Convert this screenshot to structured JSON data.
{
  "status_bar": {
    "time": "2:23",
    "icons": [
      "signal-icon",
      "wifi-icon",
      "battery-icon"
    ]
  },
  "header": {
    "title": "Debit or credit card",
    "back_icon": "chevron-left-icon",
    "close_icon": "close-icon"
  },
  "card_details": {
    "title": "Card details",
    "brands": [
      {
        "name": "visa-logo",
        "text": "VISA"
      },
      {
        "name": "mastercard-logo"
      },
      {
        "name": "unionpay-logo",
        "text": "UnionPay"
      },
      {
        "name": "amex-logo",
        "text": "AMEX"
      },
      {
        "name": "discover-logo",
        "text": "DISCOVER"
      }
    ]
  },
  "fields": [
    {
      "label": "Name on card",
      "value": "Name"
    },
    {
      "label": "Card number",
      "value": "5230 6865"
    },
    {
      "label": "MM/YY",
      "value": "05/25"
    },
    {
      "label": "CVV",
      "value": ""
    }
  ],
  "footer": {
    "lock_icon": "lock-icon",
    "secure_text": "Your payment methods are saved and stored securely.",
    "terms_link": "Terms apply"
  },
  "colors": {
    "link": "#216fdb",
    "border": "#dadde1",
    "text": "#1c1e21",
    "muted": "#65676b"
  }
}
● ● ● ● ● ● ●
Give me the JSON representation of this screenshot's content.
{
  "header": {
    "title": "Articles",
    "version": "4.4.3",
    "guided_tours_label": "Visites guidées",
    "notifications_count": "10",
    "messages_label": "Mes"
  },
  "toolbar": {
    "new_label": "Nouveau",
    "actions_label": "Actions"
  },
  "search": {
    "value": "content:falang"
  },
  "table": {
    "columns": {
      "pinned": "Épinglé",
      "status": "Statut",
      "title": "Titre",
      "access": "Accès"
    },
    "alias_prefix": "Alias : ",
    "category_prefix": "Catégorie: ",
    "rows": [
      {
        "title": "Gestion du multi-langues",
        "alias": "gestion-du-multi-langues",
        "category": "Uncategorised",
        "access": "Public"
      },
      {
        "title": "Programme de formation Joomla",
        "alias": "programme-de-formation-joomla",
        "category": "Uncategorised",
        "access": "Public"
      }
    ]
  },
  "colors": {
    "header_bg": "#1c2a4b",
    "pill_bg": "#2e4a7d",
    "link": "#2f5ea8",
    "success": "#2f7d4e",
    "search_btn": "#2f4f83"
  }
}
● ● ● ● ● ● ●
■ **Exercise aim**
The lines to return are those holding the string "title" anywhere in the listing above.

■ **Answer below**
    "title": "Debit or credit card",
    "title": "Card details",
    "title": "Articles",
      "title": "Titre",
        "title": "Gestion du multi-langues",
        "title": "Programme de formation Joomla",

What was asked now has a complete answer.